Letting sqrt(a) + sqrt(b) = r, where r is rational, we have

sqrt(a) - sqrt(b) = (a - b) / r = q, where q is rational.

Therefore adding the two equations and halving the result gives

sqrt(a) = 1/2(r + q), which is rational, contradicting our hypothesis.

i tried to extend this proof to the case n = 3, although my proof is quite clumsy and i'm not sure whether it's correct.

however, i am interested to know whether it is true for all n, and if so how it can be proved. thanks for sharing :)

## Answers and Replies

Related Linear and Abstract Algebra News on Phys.org
CRGreathouse
Homework Helper
I don't understand your proof, so let me form a 'counterexample'. Please explain what I misunderstand that allows this.

Take 2 and $6-4\sqrt2$. The former is clearly not the square of a rational; the latter is the square of 2-sqrt(2) and as such not the square of a rational. Clearly, though,

$$\sqrt2+\sqrt{6-4\sqrt2}=\sqrt2+\left(2-\sqrt2\right)=2$$

is rational. What condition did I miss?

Last edited:
arildno
Homework Helper
Gold Member
Dearly Missed
CRGreathouse:
I believe r1....rn are meant to be RATIONAL numbers.

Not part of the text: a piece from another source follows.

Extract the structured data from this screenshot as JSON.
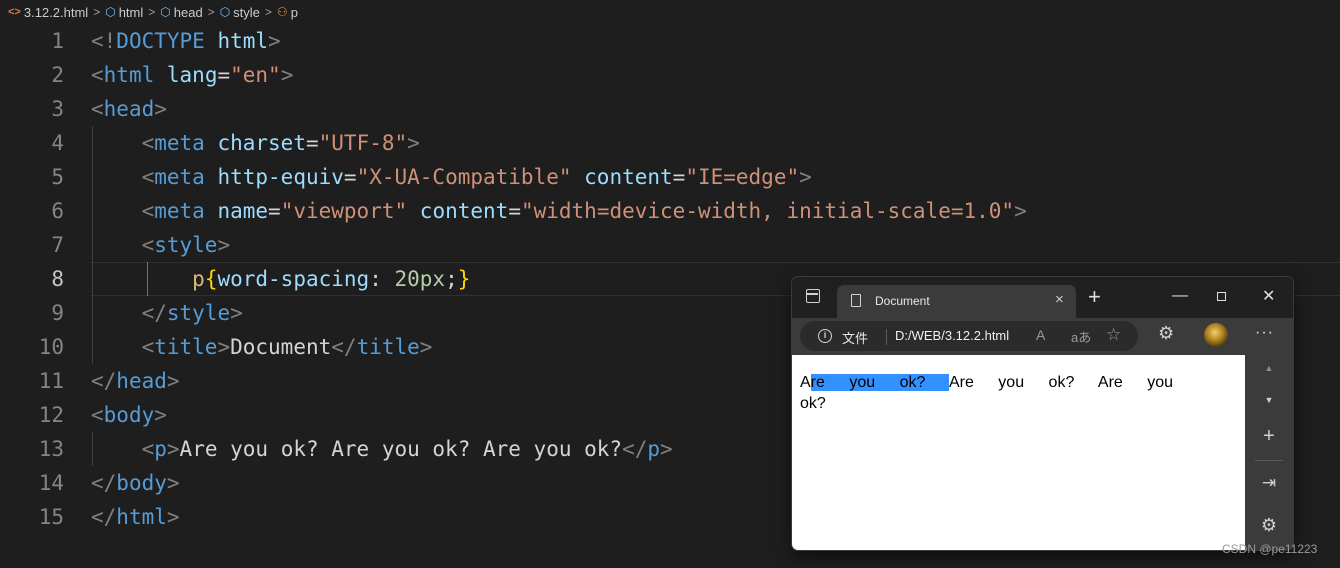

HallsofIvy
It is sufficient to prove that if r1 and r2 are rational numbers that are not the squares of rational numbers (so that $\sqrt{r_1}$ and $\sqrt{r_2}$ are irrational, then $\sqrt{r_1}+ \sqrt{r_2}$ is irrational). That's "non-trivial" since the sum of two irrational numbers may be rational. You should be able to show that if $\sqrt{r_1}+ \sqrt{r_2}$ is rational then so is $\sqrt{r_1}- \sqrt{r_2}$. From that the result follows easily.